I’ve interrupted a very important viewing of the latest episode of Girls to start writing this post, because what else would I be doing but blogging and watching TV? Researching for my impending job interview? No. Finding another erotic book to write about for the second installment of Books From the Top Shelf is a priority right now.
Just a few spines down from Araki’s weighty retrospective (see this earlier post), sits Gilles Néret’s Erotica Universalis, another book printed by Taschen, this time chronicling erotic art ‘from Pompeii to Picasso’. 573 pages in length, it’s thorough to say the least. It’s also fascinating, and when I forget the fact that my dad actually made the conscious decision to go to a bookshop and buy it, it’s pretty cool. There are some really exquisite works of art in it too. A lot of the featured artists have taken classical stories, like Jupiter and Europa, and explored their erotic overtones in a way that History lessons taught us to be pretty out of character for those fusty old people of yore. I’m glad to discover that in matters of the flesh, fusty is one thing that they definitely were not.
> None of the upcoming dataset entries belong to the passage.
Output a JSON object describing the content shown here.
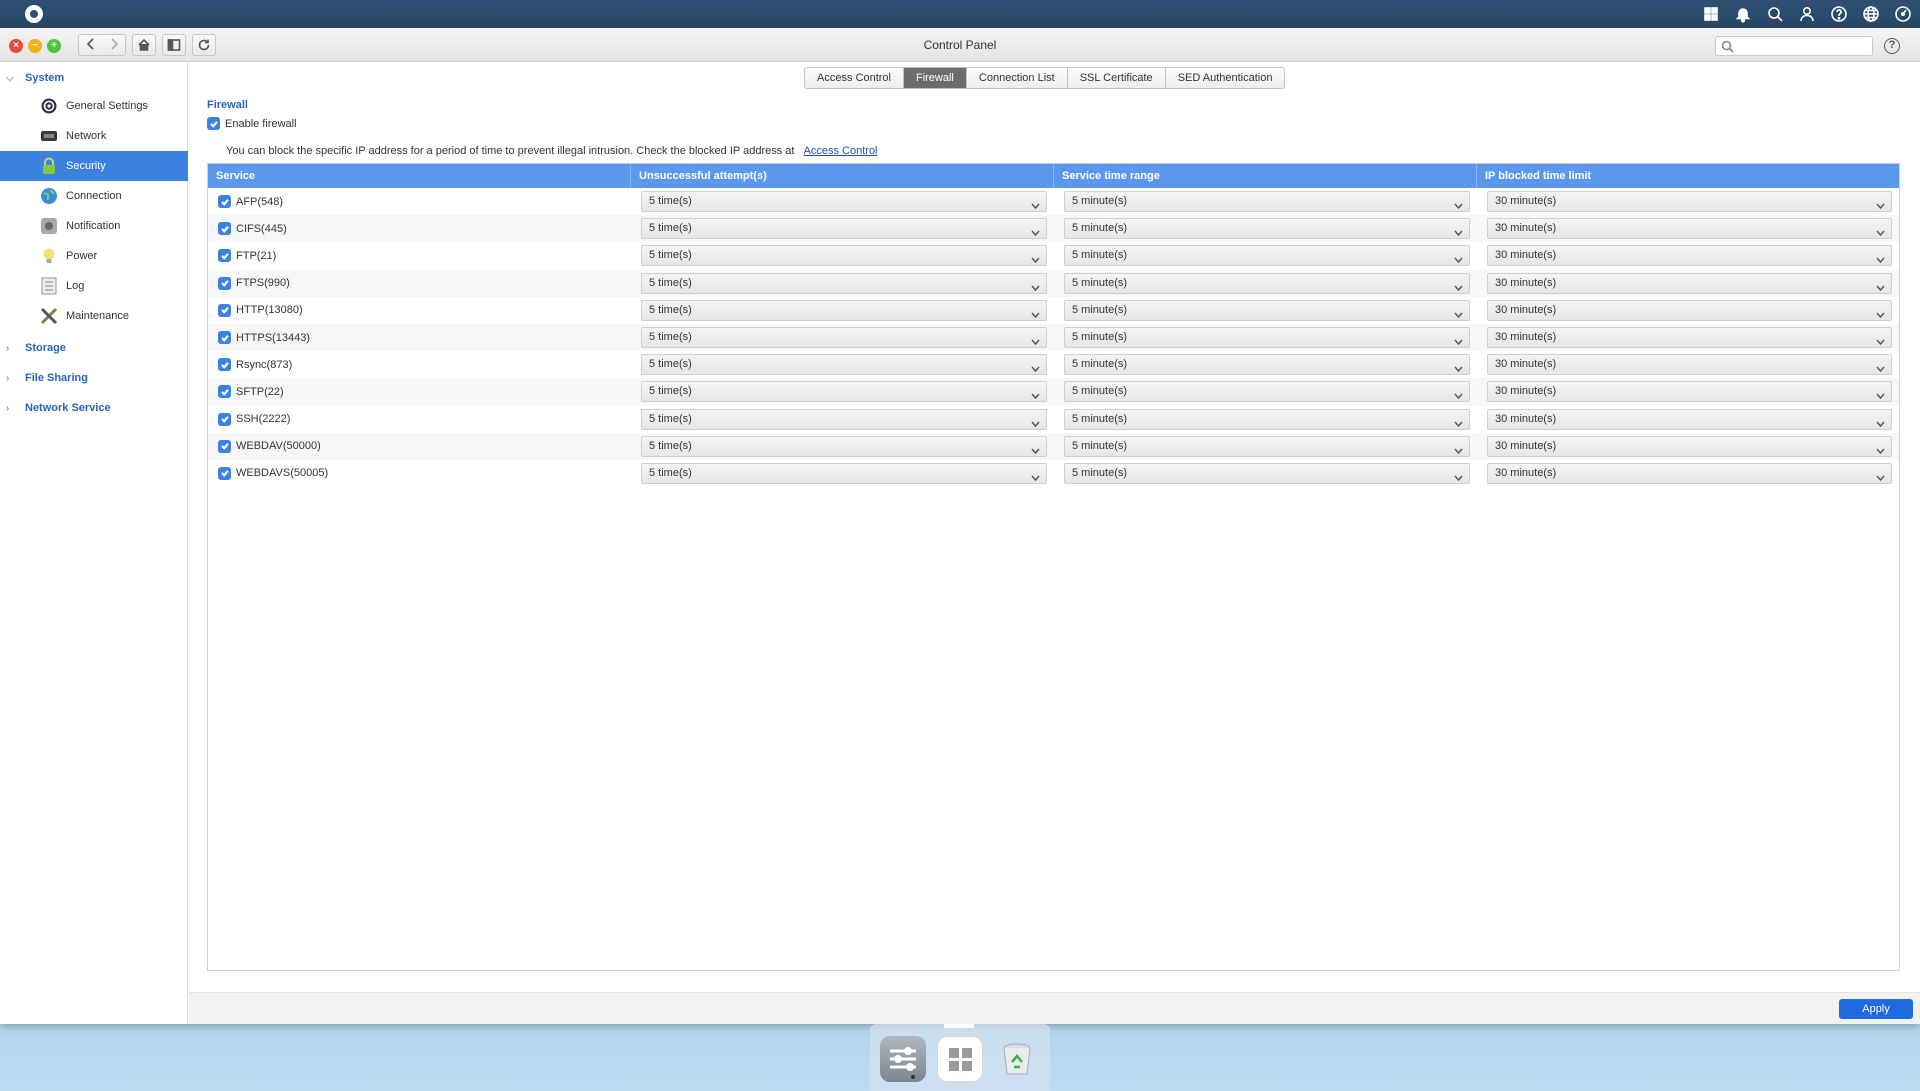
{
  "window": {
    "title": "Control Panel"
  },
  "tabs": [
    "Access Control",
    "Firewall",
    "Connection List",
    "SSL Certificate",
    "SED Authentication"
  ],
  "active_tab": "Firewall",
  "sidebar": {
    "system_label": "System",
    "items": [
      {
        "label": "General Settings",
        "icon": "gear-icon",
        "active": false
      },
      {
        "label": "Network",
        "icon": "network-icon",
        "active": false
      },
      {
        "label": "Security",
        "icon": "lock-icon",
        "active": true
      },
      {
        "label": "Connection",
        "icon": "globe-icon",
        "active": false
      },
      {
        "label": "Notification",
        "icon": "notification-icon",
        "active": false
      },
      {
        "label": "Power",
        "icon": "bulb-icon",
        "active": false
      },
      {
        "label": "Log",
        "icon": "log-icon",
        "active": false
      },
      {
        "label": "Maintenance",
        "icon": "tools-icon",
        "active": false
      }
    ],
    "sections": [
      "Storage",
      "File Sharing",
      "Network Service"
    ]
  },
  "firewall": {
    "title": "Firewall",
    "enable_label": "Enable firewall",
    "info_text": "You can block the specific IP address for a period of time to prevent illegal intrusion. Check the blocked IP address at",
    "info_link": "Access Control"
  },
  "table": {
    "headers": [
      "Service",
      "Unsuccessful attempt(s)",
      "Service time range",
      "IP blocked time limit"
    ],
    "rows": [
      {
        "service": "AFP(548)",
        "attempts": "5 time(s)",
        "range": "5 minute(s)",
        "limit": "30 minute(s)"
      },
      {
        "service": "CIFS(445)",
        "attempts": "5 time(s)",
        "range": "5 minute(s)",
        "limit": "30 minute(s)"
      },
      {
        "service": "FTP(21)",
        "attempts": "5 time(s)",
        "range": "5 minute(s)",
        "limit": "30 minute(s)"
      },
      {
        "service": "FTPS(990)",
        "attempts": "5 time(s)",
        "range": "5 minute(s)",
        "limit": "30 minute(s)"
      },
      {
        "service": "HTTP(13080)",
        "attempts": "5 time(s)",
        "range": "5 minute(s)",
        "limit": "30 minute(s)"
      },
      {
        "service": "HTTPS(13443)",
        "attempts": "5 time(s)",
        "range": "5 minute(s)",
        "limit": "30 minute(s)"
      },
      {
        "service": "Rsync(873)",
        "attempts": "5 time(s)",
        "range": "5 minute(s)",
        "limit": "30 minute(s)"
      },
      {
        "service": "SFTP(22)",
        "attempts": "5 time(s)",
        "range": "5 minute(s)",
        "limit": "30 minute(s)"
      },
      {
        "service": "SSH(2222)",
        "attempts": "5 time(s)",
        "range": "5 minute(s)",
        "limit": "30 minute(s)"
      },
      {
        "service": "WEBDAV(50000)",
        "attempts": "5 time(s)",
        "range": "5 minute(s)",
        "limit": "30 minute(s)"
      },
      {
        "service": "WEBDAVS(50005)",
        "attempts": "5 time(s)",
        "range": "5 minute(s)",
        "limit": "30 minute(s)"
      }
    ]
  },
  "footer": {
    "apply_label": "Apply"
  },
  "colors": {
    "accent": "#3b82e0",
    "header": "#5b97ec",
    "link": "#2a63b8",
    "apply": "#1f6ae0"
  }
}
And who would have known that all this kink was going on in the 1930s? Colour me impressed (if a little disturbed).
Eric Stanton did a whole series dedicated to face-sitting in the 70s. What’s not to love?
I’d like to end this post with some grand, sweeping statement about life and society and sexual freedom, but I think you can think up your own, because the book really speaks for itself. I’ll leave you with a little extract from the introduction:
“There is only one real antidote to the anguish engendered in humanity by its awareness of inevitable death: erotic joy.”
p.s. forgive the poor quality photos. I managed to strand myself on this little island without my beloved DSLR.